||History has it that an exiled Edo prince from ancient Benin Empire named Ekaladerhan became
the first Ooni, that is to say, the first king of Ile Ife. His people deified him after his passing away, and
thereupon they invent about him a legend in which he became Oduduwa. However, apart from the Oduduwa
of the legend, there was another mythological Oduduwa in Yoruba cosmogony. This latter is a deity;
Olodumare, the Yoruba supreme God, ordered him to create the earth at the beginning of times. In fact, the
deity Obatala was the first deity asked to do the task of creating a habitat for humanity, but he failed to do so.
Therefore, Olodumare called on Oduduwa to do the sacred task of turning water into earth. Atukwei Okai, a
Ghanaian poet, wrote a poem he entitled “Fanfare for Oduduwa” to honour this mythological Yoruba
divinity. The poet does not concern himself with the legend of the first Ooni of Ile-Ife, the deity’s namesake;
instead, he only focuses on the myth. The Ghanaian poet rewrites the Yoruba story of creation and turns it

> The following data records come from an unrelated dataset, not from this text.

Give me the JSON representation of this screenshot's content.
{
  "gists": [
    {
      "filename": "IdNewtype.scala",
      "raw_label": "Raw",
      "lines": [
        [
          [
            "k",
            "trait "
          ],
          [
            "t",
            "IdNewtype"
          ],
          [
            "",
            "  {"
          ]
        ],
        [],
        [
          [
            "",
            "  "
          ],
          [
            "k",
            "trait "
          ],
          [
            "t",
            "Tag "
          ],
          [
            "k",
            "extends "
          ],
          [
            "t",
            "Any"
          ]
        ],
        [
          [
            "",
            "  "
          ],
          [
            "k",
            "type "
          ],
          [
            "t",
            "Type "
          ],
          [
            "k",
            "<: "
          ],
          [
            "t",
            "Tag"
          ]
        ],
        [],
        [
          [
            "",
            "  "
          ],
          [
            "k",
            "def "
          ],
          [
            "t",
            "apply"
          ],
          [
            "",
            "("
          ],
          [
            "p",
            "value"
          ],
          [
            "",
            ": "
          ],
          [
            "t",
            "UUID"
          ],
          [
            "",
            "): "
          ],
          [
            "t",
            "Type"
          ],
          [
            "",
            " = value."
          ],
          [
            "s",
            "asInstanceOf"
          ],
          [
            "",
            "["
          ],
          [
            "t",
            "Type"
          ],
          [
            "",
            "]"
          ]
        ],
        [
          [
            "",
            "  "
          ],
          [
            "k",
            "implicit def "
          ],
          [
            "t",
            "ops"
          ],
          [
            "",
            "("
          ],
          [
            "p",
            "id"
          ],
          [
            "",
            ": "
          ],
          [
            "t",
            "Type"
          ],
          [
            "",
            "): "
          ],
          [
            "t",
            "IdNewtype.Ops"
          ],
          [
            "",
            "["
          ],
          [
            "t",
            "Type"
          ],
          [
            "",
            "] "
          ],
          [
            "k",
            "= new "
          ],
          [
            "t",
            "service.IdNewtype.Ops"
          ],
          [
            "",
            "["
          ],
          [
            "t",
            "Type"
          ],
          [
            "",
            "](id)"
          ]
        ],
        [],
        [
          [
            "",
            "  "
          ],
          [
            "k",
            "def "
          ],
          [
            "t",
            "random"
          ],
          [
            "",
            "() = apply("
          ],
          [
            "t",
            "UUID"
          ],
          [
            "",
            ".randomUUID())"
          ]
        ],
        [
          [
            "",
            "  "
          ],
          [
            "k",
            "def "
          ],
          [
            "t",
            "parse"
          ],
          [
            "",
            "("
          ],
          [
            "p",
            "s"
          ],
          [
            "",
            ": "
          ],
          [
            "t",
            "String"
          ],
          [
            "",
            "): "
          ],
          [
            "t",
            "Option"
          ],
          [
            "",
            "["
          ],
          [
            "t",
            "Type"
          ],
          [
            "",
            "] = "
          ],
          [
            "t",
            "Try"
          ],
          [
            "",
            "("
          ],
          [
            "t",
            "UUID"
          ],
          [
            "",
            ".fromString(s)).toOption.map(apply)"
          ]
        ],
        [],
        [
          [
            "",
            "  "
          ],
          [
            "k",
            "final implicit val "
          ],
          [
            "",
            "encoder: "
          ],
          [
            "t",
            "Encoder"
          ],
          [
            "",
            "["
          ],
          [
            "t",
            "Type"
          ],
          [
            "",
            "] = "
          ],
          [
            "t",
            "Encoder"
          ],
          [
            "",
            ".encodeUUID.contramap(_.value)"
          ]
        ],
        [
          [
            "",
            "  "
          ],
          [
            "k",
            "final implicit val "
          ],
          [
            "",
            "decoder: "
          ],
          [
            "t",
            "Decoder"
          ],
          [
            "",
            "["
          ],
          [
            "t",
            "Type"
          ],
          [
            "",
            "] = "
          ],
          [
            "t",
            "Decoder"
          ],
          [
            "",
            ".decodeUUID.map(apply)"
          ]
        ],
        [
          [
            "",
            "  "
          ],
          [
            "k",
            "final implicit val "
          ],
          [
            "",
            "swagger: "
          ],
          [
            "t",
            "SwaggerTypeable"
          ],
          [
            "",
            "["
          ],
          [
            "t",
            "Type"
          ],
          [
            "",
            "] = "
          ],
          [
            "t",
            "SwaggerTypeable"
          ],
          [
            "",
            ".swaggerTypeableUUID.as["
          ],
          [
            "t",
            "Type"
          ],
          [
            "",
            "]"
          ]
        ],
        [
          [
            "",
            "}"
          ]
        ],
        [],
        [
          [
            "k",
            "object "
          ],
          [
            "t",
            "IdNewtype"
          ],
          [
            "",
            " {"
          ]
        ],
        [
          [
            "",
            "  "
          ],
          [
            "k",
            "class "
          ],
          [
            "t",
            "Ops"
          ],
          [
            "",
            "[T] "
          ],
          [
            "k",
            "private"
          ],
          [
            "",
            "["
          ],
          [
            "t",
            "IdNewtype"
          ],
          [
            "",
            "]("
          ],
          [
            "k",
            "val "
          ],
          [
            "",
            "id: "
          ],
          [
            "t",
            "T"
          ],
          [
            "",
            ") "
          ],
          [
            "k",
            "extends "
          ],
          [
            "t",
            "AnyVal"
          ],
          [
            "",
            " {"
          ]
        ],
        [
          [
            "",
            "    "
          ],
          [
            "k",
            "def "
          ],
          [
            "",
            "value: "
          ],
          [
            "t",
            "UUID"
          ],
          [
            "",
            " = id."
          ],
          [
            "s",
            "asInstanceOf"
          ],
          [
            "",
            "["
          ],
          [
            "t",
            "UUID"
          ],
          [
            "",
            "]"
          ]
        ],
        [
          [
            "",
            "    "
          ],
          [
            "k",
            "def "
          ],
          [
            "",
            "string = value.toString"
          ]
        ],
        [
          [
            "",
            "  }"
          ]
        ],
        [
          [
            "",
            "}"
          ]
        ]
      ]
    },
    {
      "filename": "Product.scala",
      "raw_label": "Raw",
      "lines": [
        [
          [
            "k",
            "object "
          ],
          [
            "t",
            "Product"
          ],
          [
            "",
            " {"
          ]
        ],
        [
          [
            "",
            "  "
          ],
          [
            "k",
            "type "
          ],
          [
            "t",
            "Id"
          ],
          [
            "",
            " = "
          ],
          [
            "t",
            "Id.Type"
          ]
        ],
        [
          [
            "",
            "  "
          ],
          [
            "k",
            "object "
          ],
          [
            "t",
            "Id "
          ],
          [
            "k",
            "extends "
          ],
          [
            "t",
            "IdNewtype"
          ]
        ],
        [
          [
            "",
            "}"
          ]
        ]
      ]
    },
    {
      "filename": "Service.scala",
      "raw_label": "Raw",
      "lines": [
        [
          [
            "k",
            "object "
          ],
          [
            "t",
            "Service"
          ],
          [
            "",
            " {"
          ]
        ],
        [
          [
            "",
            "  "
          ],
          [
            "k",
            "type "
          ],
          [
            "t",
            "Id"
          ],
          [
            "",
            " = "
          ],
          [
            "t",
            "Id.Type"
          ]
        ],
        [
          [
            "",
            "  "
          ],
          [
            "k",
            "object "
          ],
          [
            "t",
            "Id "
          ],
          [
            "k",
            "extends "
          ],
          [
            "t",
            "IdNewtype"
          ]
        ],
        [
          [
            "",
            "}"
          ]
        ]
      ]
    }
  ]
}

into a sexual encounter between the sea and the spiritual entity, called Oduduwa.